Promoting the use of simple pit latrines in rural India: Findings from Bihar, Gujarat, Karnataka and Odisha
For the past three years, r.i.c.e. has been collaborating with 3ie on supporting projects that are testing different strategies for promoting the use of simple pit latrines in rural India. Four teams, comprised of researchers and implementation agencies, came up with different interventions to promote latrine use in rural India, and tested them in four states. Many of these interventions specifically addressed fears surrounding pit emptying that are rooted in ideas of purity and untouchability. There were engaging demonstrations on showing how long it takes for a soak pit to fill and that decomposed sludge looks and feels just like other kinds of fertilizer. They randomly assigned the interventions to be done in some villages and not others. The findings of these studies are now out. You can read the teams’ reports here: Bihar, Gujarat, Karnataka, and Odisha.
Some important lessons we learned from these projects include:
– Research shaped around informing policy is challenging, and difficult to do usefully! These projects got started at a time when the SBM became very active in villages throughout India.

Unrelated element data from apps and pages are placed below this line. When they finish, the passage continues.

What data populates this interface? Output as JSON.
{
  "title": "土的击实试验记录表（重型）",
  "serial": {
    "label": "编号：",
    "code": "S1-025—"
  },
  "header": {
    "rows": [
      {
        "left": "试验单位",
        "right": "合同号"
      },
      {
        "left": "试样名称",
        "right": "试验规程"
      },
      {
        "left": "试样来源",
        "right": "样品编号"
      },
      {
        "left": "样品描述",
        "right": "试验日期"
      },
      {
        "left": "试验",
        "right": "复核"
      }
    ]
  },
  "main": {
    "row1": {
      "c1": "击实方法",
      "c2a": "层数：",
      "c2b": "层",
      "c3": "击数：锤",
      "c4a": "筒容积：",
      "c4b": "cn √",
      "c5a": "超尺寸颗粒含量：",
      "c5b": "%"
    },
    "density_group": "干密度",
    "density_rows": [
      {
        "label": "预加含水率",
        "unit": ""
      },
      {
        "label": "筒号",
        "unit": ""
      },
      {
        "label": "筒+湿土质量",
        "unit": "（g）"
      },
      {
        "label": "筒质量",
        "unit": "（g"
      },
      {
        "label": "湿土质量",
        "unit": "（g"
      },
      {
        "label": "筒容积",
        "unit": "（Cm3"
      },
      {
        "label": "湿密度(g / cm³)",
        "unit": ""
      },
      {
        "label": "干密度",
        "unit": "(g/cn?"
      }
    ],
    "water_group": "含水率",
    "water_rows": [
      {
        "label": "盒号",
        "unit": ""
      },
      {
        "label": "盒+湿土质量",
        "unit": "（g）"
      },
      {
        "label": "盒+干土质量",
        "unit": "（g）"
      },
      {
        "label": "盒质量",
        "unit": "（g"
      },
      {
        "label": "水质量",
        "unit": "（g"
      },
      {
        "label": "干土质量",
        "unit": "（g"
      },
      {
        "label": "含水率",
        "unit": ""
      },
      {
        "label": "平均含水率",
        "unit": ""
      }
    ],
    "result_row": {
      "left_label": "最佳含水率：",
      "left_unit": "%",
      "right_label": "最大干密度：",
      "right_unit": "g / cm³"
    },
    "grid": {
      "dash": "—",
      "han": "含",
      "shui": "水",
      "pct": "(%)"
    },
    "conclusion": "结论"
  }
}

What this means is that reported open defecation decreased substantially in many of the study areas, in both places that were randomly assigned to get interventions and those that weren’t. We don’t know whether the reported declines after the SBM reflect real behavior change or whether people simply reported less open defecation because the government had been discouraging it. But, they make it difficult to understand how well the interventions themselves worked.

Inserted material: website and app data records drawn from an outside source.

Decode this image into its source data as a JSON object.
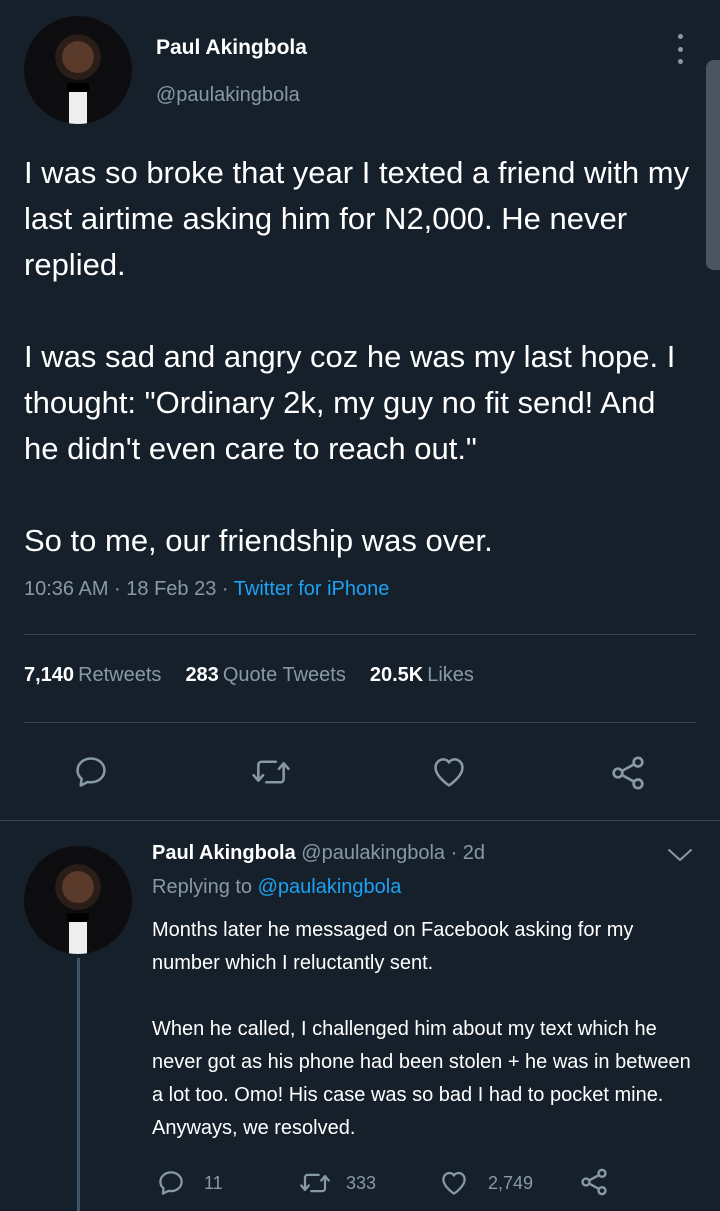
{
  "tweet": {
    "author_name": "Paul Akingbola",
    "author_handle": "@paulakingbola",
    "paragraphs": [
      "I was so broke that year I texted a friend with my last airtime asking him for N2,000. He never replied.",
      "I was sad and angry coz he was my last hope. I thought: \"Ordinary 2k, my guy no fit send! And he didn't even care to reach out.\"",
      "So to me, our friendship was over."
    ],
    "meta_time": "10:36 AM · 18 Feb 23 · ",
    "meta_source": "Twitter for iPhone",
    "stats": {
      "retweets_count": "7,140",
      "retweets_label": "Retweets",
      "quotes_count": "283",
      "quotes_label": "Quote Tweets",
      "likes_count": "20.5K",
      "likes_label": "Likes"
    },
    "actions": [
      "reply-icon",
      "retweet-icon",
      "like-icon",
      "share-icon"
    ]
  },
  "reply": {
    "author_name": "Paul Akingbola",
    "author_handle_time": " @paulakingbola · 2d",
    "replying_prefix": "Replying to ",
    "replying_handle": "@paulakingbola",
    "paragraphs": [
      "Months later he messaged on Facebook asking for my number which I reluctantly sent.",
      "When he called, I challenged him about my text which he never got as his phone had been stolen + he was in between a lot too. Omo! His case was so bad I had to pocket mine. Anyways, we resolved."
    ],
    "reply_count": "11",
    "retweet_count": "333",
    "like_count": "2,749"
  },
  "colors": {
    "background": "#15202b",
    "text": "#ffffff",
    "muted": "#8899a6",
    "accent": "#1da1f2",
    "divider": "#38444d"
  }
}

– It is very difficult to change deeply rooted beliefs around purity and untouchability. The Bihar team implemented several demonstrations to educate on pit emptying, and how it is ok for someone in the household to do it. However, in the follow-up survey, most households still reported that pit emptying was “inconvenient,” and they would hire someone else to empty a decomposed pit. These beliefs are unlikely to be changed just by informational campaigns targeted at pit emptying, and may require broader change in beliefs around purity and untouchability.

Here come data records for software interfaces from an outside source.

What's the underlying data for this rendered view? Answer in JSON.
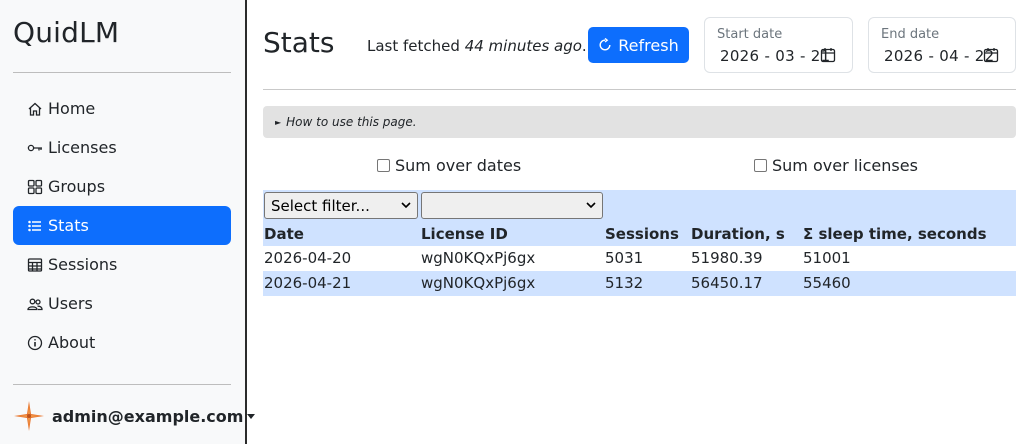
{
  "sidebar": {
    "brand": "QuidLM",
    "items": [
      {
        "label": "Home",
        "icon": "house-icon",
        "active": false
      },
      {
        "label": "Licenses",
        "icon": "key-icon",
        "active": false
      },
      {
        "label": "Groups",
        "icon": "grid-icon",
        "active": false
      },
      {
        "label": "Stats",
        "icon": "list-icon",
        "active": true
      },
      {
        "label": "Sessions",
        "icon": "table-icon",
        "active": false
      },
      {
        "label": "Users",
        "icon": "people-icon",
        "active": false
      },
      {
        "label": "About",
        "icon": "info-icon",
        "active": false
      }
    ],
    "user": "admin@example.com"
  },
  "header": {
    "title": "Stats",
    "fetched_prefix": "Last fetched ",
    "fetched_time": "44 minutes ago",
    "fetched_suffix": ".",
    "refresh_label": "Refresh",
    "start_date_label": "Start date",
    "start_date_value": "2026 - 03 - 21",
    "end_date_label": "End date",
    "end_date_value": "2026 - 04 - 22"
  },
  "howto": "How to use this page.",
  "options": {
    "sum_over_dates": "Sum over dates",
    "sum_over_licenses": "Sum over licenses"
  },
  "table": {
    "filter_placeholder": "Select filter...",
    "filter_value": "",
    "columns": [
      "Date",
      "License ID",
      "Sessions",
      "Duration, s",
      "Σ sleep time, seconds"
    ],
    "rows": [
      [
        "2026-04-20",
        "wgN0KQxPj6gx",
        "5031",
        "51980.39",
        "51001"
      ],
      [
        "2026-04-21",
        "wgN0KQxPj6gx",
        "5132",
        "56450.17",
        "55460"
      ]
    ]
  },
  "colors": {
    "accent": "#0d6efd",
    "table_highlight": "#cfe2ff",
    "sidebar_bg": "#f8f9fa"
  }
}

– We learned a lot about measuring latrine use! A survey experiment found higher rates of reported open defecation from an individual-level question that asks about open defecation or latrine use for every household member, compared to a household-level question that asks about the behavior of everyone in the household in one question. The Gujarat team also developed another tool for measuring latrine use: a physical activity questionnaire that asked how many minutes a person walked to defecate in the fields, among a series of other physical activity questions. This tool was designed to try to hide the open defecation question, to try to minimize social desirability bias. It found slightly less open defecation than the individual questionnaire. See their report for more on this.